» **Task item**: When the string "true" occurs in a line of the records, show that line.

» **Input data**:
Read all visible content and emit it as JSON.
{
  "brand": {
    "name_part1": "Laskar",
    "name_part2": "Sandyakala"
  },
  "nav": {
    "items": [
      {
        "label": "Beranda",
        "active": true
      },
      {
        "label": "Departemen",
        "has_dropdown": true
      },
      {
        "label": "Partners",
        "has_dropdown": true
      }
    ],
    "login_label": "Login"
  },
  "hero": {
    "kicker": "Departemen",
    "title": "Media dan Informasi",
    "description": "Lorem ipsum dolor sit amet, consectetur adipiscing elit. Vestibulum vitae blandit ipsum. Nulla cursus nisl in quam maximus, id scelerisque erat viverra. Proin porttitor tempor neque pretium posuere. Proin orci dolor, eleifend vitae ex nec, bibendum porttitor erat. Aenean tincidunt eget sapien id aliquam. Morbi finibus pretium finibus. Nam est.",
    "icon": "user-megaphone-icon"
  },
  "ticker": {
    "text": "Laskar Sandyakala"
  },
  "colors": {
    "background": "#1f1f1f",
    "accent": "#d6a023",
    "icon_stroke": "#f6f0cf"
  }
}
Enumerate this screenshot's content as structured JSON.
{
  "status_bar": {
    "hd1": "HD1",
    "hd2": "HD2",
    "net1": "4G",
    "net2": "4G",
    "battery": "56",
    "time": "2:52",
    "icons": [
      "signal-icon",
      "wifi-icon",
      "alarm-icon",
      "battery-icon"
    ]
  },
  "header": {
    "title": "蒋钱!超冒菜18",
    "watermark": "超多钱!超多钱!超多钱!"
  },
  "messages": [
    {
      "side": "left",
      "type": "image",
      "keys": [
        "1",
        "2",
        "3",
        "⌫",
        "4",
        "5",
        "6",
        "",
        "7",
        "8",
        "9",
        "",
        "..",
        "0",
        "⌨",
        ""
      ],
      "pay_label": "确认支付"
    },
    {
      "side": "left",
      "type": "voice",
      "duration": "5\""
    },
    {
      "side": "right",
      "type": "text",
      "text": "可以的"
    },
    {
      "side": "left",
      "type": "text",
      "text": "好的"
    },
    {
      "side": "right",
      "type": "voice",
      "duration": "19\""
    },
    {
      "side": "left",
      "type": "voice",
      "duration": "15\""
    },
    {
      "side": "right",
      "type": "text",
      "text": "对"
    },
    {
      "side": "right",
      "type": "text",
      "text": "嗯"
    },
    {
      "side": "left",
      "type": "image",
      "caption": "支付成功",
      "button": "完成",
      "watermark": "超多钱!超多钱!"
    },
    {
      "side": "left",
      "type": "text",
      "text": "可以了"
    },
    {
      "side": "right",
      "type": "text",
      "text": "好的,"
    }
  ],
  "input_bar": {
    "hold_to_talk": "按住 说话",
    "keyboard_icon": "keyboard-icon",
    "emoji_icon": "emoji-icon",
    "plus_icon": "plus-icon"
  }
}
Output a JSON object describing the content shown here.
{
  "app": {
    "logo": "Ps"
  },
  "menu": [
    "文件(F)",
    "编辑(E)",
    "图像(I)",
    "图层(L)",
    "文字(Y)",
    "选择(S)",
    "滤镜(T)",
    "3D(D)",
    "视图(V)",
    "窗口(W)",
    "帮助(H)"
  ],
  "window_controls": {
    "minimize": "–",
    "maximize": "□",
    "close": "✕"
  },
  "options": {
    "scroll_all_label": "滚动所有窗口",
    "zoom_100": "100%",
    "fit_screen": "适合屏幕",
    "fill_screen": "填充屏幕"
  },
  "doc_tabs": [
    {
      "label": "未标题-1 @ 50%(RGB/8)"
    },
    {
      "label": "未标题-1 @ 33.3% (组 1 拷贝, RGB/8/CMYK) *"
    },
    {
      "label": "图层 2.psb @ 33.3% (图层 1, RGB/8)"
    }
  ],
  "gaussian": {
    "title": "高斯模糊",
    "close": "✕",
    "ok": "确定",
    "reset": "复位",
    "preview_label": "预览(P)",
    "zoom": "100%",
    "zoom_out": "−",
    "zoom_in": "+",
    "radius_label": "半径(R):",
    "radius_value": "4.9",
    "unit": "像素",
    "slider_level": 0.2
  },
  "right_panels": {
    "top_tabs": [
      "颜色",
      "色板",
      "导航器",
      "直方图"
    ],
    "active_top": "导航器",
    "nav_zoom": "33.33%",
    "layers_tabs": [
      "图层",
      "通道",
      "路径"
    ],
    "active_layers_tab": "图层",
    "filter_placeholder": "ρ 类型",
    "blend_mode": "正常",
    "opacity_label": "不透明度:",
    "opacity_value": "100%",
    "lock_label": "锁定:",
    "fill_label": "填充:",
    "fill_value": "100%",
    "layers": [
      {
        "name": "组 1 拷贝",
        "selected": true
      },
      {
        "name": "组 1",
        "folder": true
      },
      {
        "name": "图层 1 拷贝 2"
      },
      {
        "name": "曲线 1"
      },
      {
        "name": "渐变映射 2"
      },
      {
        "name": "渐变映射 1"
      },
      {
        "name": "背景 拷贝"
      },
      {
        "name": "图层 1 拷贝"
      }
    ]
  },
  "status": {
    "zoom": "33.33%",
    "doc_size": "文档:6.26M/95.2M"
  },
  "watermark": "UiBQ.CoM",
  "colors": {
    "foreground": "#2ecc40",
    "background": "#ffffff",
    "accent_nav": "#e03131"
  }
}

» **Exercise solution**:
        "active": true
        "has_dropdown": true
        "has_dropdown": true
        "selected": true
        "folder": true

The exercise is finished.